Magistrate Frank Nardi said Dewees understood how to maintain a careful balance, never overreacting, yet always in control.
It’s rare that someone is happy to be in a courtroom, Nardi said.
“People sometimes come to court and think they can handle it like they see on TV,” Nardi said.
When people start yelling and calling names, the already tense situation can easily get out of hand, he said.
“You don’t want someone who’s going to fly off the handle. You want someone who is going to diffuse the situation, as opposed to making it worse,” Nardi said. “And he had that knack.”
Dewees’ wife, Brenda, said he is a voice of reason. He has always looked for a way to de-escalate situations even as they are developing, whether he was serving as a reserve deputy or raising their children.

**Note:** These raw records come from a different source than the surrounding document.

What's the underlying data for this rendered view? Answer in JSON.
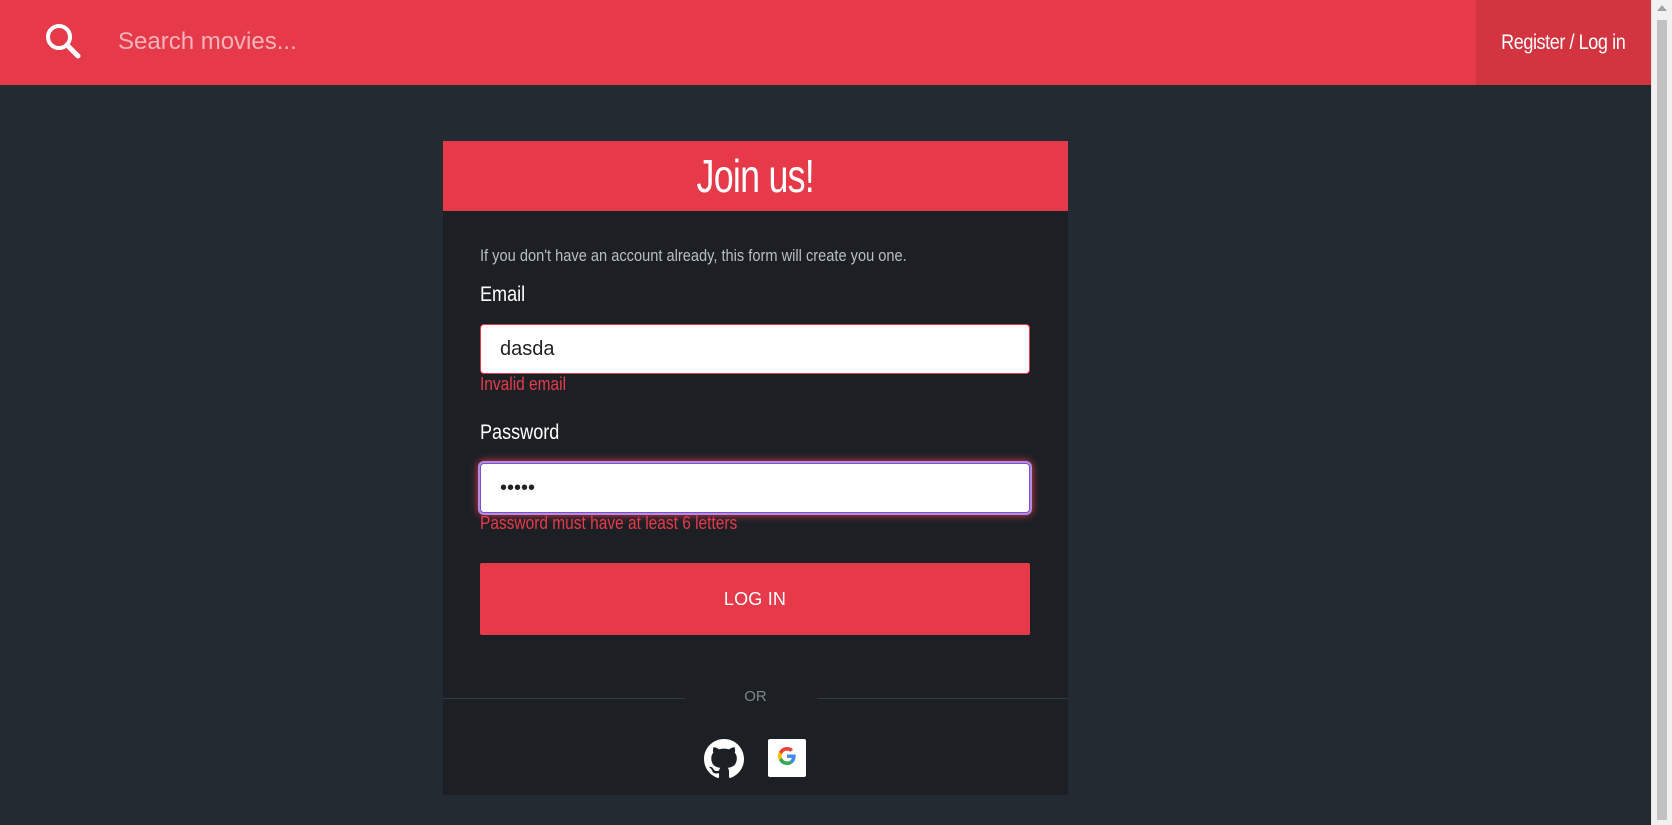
{
  "header": {
    "search_placeholder": "Search movies...",
    "auth_link": "Register / Log in"
  },
  "card": {
    "title": "Join us!",
    "intro": "If you don't have an account already, this form will create you one.",
    "email": {
      "label": "Email",
      "value": "dasda",
      "error": "Invalid email"
    },
    "password": {
      "label": "Password",
      "value": "•••••",
      "error": "Password must have at least 6 letters"
    },
    "login_button": "LOG IN",
    "divider": "OR"
  },
  "icons": {
    "search": "search-icon",
    "github": "github-icon",
    "google": "google-icon"
  },
  "colors": {
    "accent": "#e63a4a",
    "background": "#232a31",
    "card": "#1c2025"
  }
}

“He’s always been very good at assessing situations and then being able to respond appropriately,” she said. “That’s something that he’s just a natural at.”
Dewees also sprung into action when needed, Stinson said, recalling a scuffle in the courthouse stairwell.
Hearing thuds and screaming, Stinson hit the alarm in the clerk’s office and ran out to see what was happening, she said. When she reached the stairs, DeWees was already breaking up a domestic dispute.
“He took his job very seriously, and he worried about everyone in here,” County Clerk Brenda Woods said. “It wasn’t like a job, it was like he was taking care of his own family.”
Dewees does not recall ever being overwhelmed by watching case after case in the courtroom, he said.
“There was a few times that I was a little bit — bothered, by some of the people that would be in there, their sentences and things like that,” he said. “You try to think what else could have been done to have kept them from having to get to this stage in their life.”
Though his coworkers mostly speak about his professional side, Dewees’ “ornery” side inspires chuckles and grins around the county courthouse.
In one incident he did not admit to until his retirement party, Dewees collected up the tiny paper circles from the office hole punches and saved them, he said.
Then, one rainy day, he dumped an entire bag into coworker Debbie Schroeder’s umbrella.
Leaving for lunch, she stepped out the courthouse door, opened her umbrella and was showered in tiny white dots.
“It backfired on him, because he had to pick up all the dots out front,” Schroeder said.
The ribbing went both ways. Schroeder revealed at Dewees’ retirement party that there had never been anything wrong with his office chair. For years, she lowered it every time he left the room, leading him to assume it had a faulty piston.
Several of Dewees’ coworkers recalled how big he would smile when setting a fat stack of files in a newly emptied “in” basket.
Woods laughed as she talked about the way Dewees would stare when he was waiting for someone to finish with a piece of paperwork — or the way he dropped her files in the middle of the floor when she moved her inbox too often.
“There was just a lot of teasing, just, you know, things just to kind of keep the job interesting,” Dewees said. “And sometimes to take your mind off the job.”
At the end, the most rewarding part of the job was the people, Dewees said.
“It’s one of the best jobs I ever had, just because of the people that I was privileged to work with,” he said. “I mean, everybody there is wonderful people.”